Specific Question 1. Can the down-regulation of epoxide hydrolase expression determined by microarray analysis be confirmed using RT-PCR?
We were able to use RT-PCR to confirm that mRNA expression for brain soluble epoxide hydrolase was significantly down-regulated. The magnitude of relative down-regulation was on the same order as that found using microarray analysis. This was an important finding since microarray data cannot be published unless corroborating evidence is found using a separate technology (these data were presented at the Experimental Biology 2010 meeting in April, 2010). We extended this question by asking if the soluble epoxide hydrolase protein, itself, was also down-regulated. This required extraction of total protein from brains of high salt (HS) and normal salt (NS) offspring, followed by Western Blot using an antibody specific for soluble epoxide hydrolase. We were surprised to find that protein expression was significantly increased. At this point, we are not sure why mRNA expression for soluble epoxide hydrolase is decreased in HS rats, but protein expression is increased. We hypothesize that the decrease in mRNA expression might be a negative feedback response to the increase in protein. If the protein is slower to be degraded than the mRNA, and such a negative feedback situation exits, we would expect to find the protein increased and the mRNA decreased. We were also interested in finding the localization of the soluble epoxide hydrolase protein within the brain. To do this, we employed immunohistochemistry. We found a strong signal for the protein in the arcuate nucleus (ARC) of the hypothalamus
(see figure). This is important because the
arcuate nucleus has been implicated in the
neural response to stress.
Dallin Dance, Tyson Finlinson, Stephen Adophson, Alan Brown, Brieann Emfield, Rachel Hill, Tim Jenkins, Jason Hunt, Christine Roach, Jeff Sorensen, Alan Sutak, Blaine White, Brandon Wilkinson, Robert Babbel, Bryce Coombs, Jennifer Heckmann, Elise Sienicki, Robby Wai, Clinton Johnson, Mike Petrini, Mike Rao, Kristy Rogers
Summer King, Clinton Johnson
Porter, J.P. and S. H. King*. Prenatal high salt programs enhanced sympathoadrenal activation of the cardiovascular response to restraint. Auton. Neurosci. Basic Clin. 150:140-143, 2009.
J.P. Porter, S. King*, M. Petrini†, and M. Rau†. The contribution of the sympathetic nervous system to the stress-induced pressor and tachycardic hyperresponsiveness programmed by prenatal high salt. Program 738.22, Experimental Biology, 2008, CD ROM.

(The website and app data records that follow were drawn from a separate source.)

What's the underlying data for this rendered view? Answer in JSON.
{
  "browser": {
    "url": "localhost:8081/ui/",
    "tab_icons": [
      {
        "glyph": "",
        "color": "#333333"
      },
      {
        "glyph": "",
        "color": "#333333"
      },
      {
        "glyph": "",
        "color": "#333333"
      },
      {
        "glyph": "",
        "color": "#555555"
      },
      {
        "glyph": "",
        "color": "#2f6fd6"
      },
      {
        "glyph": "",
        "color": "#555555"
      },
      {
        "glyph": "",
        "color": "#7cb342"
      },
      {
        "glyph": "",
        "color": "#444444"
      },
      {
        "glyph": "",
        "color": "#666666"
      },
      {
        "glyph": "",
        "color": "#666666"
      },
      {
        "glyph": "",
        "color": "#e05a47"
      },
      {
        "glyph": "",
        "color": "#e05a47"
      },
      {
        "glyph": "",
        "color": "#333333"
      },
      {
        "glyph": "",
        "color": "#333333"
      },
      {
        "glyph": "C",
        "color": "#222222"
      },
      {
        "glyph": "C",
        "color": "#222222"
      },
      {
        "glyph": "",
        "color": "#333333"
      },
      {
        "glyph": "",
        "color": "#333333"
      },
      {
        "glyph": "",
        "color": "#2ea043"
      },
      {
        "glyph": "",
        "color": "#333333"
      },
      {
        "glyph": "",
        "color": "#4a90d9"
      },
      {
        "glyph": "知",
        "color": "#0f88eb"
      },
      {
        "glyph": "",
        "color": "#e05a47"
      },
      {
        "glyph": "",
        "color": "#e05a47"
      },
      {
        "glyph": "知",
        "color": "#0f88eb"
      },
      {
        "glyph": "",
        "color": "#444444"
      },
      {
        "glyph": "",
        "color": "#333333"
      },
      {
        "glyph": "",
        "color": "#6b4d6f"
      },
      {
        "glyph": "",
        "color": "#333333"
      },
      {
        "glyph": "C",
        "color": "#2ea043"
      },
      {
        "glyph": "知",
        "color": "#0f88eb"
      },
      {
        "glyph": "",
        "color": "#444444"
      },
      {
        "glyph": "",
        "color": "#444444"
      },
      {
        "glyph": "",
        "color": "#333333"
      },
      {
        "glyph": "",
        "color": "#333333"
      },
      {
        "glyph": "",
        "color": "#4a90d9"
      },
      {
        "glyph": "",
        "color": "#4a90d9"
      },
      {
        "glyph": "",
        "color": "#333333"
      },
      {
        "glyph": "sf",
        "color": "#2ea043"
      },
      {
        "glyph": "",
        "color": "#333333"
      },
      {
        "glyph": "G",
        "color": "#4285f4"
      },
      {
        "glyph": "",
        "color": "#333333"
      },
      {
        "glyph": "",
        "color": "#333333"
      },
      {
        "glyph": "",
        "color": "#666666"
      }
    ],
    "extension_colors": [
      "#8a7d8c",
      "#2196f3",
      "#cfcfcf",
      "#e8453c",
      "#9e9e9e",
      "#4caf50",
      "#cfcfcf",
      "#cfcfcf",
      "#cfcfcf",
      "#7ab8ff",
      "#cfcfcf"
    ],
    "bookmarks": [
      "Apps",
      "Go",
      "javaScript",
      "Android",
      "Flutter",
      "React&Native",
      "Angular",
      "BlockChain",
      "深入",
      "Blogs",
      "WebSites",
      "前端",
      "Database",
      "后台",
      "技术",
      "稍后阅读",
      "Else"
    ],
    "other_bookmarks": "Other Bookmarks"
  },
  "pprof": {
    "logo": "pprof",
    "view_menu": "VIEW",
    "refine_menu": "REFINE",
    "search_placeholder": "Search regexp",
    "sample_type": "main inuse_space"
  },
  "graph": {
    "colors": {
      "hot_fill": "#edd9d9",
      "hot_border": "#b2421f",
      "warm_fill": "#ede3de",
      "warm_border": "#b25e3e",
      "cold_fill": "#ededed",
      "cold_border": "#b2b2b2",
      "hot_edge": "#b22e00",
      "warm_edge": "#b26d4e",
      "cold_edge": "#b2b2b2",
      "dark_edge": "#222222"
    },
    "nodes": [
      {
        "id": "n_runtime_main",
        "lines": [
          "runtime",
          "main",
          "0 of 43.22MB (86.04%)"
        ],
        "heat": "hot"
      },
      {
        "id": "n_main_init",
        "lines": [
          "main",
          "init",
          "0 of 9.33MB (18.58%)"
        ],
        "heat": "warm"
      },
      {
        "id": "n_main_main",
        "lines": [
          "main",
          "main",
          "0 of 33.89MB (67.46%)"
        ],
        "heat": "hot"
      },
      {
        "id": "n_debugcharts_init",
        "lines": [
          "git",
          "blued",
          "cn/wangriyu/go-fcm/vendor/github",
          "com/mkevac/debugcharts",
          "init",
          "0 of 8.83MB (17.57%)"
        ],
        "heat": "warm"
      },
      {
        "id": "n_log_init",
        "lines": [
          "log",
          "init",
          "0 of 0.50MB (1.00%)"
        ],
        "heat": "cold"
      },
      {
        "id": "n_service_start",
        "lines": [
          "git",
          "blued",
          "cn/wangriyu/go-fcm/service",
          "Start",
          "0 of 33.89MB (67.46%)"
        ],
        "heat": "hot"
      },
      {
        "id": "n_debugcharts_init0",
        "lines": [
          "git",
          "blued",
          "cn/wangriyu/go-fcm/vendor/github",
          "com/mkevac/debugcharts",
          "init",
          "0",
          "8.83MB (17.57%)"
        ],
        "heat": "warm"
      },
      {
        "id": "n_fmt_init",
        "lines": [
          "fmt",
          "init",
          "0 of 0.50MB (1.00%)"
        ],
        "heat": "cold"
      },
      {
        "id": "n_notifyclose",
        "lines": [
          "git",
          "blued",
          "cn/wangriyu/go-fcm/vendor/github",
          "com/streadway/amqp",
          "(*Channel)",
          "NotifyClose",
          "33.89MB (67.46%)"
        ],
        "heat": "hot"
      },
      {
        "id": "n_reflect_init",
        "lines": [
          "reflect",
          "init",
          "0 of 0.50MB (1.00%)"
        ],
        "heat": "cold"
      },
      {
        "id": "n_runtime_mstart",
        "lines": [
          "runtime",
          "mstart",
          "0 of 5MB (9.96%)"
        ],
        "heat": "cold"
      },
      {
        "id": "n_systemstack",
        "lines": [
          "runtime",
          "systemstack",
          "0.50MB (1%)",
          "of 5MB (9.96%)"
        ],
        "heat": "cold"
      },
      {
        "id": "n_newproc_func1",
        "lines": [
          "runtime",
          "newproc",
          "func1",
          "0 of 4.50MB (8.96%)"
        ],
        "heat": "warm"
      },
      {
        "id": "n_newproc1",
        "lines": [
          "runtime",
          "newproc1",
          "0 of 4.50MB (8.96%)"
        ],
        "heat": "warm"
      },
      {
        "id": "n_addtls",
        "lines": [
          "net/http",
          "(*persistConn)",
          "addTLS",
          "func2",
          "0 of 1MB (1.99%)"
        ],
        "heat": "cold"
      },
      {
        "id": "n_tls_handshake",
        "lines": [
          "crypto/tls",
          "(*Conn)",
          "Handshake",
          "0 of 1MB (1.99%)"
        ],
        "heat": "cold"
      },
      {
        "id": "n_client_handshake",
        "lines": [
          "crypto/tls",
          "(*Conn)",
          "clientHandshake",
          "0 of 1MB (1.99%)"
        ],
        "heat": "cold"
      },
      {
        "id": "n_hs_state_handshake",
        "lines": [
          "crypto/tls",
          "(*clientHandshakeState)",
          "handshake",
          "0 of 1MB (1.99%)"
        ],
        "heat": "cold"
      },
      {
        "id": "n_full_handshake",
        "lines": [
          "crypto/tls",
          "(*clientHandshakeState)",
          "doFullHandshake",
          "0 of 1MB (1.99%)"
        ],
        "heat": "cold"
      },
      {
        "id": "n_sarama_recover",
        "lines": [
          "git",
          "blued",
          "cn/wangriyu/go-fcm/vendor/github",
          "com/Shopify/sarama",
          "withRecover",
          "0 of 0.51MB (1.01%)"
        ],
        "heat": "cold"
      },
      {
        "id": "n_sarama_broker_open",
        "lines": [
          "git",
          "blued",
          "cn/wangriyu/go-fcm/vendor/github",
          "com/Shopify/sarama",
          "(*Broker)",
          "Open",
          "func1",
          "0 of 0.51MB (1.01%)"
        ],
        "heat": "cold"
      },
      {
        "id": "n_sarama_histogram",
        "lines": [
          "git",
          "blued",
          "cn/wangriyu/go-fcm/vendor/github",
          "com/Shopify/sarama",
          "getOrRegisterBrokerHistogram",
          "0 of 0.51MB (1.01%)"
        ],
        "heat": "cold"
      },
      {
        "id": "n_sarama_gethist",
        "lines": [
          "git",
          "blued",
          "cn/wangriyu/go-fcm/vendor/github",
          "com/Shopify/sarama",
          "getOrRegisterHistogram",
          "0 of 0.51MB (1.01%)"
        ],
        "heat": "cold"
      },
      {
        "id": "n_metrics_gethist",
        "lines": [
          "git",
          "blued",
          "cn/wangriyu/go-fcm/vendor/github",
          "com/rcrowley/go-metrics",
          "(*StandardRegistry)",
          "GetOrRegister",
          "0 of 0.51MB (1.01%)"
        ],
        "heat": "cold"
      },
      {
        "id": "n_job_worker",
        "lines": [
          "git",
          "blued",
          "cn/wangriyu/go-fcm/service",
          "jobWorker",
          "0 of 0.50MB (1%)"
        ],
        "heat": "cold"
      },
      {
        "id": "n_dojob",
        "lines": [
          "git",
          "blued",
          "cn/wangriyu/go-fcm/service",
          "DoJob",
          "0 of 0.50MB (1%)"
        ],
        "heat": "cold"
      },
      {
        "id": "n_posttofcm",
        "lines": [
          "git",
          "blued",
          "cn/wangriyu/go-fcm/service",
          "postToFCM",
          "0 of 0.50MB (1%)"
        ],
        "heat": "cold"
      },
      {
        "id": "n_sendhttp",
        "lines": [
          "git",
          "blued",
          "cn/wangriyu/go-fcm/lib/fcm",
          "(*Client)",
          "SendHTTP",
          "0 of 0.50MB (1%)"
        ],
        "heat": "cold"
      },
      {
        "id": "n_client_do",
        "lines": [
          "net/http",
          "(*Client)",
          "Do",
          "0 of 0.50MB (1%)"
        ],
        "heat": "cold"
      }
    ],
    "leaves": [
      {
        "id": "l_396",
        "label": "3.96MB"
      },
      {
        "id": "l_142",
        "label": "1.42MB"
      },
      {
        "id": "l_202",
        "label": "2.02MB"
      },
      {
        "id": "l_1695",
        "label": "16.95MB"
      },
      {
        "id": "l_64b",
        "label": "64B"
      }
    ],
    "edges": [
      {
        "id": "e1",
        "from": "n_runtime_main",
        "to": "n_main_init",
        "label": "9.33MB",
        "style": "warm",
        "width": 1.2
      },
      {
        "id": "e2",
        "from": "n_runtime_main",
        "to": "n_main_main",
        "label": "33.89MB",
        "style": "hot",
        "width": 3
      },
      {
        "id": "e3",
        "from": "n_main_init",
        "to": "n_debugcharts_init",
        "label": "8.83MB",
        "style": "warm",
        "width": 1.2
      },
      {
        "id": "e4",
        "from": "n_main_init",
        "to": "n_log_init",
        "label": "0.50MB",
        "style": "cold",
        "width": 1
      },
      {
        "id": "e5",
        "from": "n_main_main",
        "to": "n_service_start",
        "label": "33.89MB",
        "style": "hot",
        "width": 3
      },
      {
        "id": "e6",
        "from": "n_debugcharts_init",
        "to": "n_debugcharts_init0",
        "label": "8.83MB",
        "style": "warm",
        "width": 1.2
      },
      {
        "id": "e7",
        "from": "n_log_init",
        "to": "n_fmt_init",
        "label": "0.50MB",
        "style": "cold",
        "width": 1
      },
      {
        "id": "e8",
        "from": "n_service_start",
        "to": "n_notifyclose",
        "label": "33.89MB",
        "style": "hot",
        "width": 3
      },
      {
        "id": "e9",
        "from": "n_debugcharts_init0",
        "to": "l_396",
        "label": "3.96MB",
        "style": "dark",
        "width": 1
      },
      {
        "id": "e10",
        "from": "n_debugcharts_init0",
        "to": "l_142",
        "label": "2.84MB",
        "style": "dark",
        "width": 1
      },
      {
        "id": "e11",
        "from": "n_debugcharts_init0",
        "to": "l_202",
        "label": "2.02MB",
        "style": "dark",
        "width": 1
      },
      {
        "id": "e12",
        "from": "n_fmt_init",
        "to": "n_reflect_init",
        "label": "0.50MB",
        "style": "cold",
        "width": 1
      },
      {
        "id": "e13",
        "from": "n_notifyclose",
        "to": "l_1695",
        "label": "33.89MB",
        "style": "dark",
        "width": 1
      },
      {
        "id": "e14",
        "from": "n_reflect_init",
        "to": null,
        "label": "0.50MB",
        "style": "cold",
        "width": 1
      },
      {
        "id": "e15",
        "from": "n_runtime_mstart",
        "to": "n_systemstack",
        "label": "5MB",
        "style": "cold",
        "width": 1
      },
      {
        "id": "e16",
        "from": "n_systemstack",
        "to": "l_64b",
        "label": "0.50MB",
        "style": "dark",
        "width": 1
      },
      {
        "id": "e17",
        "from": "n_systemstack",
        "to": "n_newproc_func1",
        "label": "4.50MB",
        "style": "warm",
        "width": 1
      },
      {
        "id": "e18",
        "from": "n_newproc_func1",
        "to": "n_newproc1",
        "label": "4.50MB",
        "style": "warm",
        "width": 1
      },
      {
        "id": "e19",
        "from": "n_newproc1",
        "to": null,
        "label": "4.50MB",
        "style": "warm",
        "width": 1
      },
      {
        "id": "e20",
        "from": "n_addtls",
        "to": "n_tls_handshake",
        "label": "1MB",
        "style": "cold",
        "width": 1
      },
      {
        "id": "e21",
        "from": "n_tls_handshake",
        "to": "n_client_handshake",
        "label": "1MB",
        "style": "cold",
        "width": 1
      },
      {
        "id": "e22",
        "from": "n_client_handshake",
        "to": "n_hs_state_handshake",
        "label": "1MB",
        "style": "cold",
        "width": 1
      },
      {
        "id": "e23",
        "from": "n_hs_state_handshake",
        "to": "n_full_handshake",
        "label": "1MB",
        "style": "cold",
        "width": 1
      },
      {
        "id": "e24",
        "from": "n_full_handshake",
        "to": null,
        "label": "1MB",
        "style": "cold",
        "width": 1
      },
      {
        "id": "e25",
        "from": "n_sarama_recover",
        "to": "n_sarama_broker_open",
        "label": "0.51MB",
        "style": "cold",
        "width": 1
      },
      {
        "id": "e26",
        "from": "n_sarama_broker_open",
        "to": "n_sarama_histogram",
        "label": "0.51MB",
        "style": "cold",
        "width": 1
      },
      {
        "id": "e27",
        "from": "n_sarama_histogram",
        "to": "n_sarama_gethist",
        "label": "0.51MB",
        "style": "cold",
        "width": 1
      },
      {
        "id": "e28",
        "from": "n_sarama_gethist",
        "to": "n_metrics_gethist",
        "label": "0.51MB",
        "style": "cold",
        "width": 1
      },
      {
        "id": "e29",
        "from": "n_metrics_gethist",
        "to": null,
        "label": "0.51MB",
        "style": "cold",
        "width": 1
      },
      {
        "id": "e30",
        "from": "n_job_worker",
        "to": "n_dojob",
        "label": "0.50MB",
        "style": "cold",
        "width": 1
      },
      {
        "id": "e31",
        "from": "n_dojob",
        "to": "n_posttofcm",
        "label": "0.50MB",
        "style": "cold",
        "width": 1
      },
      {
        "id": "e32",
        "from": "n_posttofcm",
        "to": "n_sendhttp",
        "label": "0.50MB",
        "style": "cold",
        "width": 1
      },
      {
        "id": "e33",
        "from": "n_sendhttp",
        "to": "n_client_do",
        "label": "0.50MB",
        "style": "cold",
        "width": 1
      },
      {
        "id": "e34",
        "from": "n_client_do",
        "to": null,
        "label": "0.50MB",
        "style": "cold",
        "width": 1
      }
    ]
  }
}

J.P. Porter, C. Johnson†, K. Rogers†. Expression of soluble epoxide hydrolase (SEH) in brains of female offspring of rats fed high salt during pregnancy. Experimental Biology, 2010.
Johnson, C*. Mechanisms of prenatal high-salt “fetal programming” resulting in stress hyperresponsiveness in the adult female offspring in the Sprague Dawley rat. MS. Thesis, July, 2011, J.P. Porter Advisor.
* mentored graduate student
† mentored undergraduate student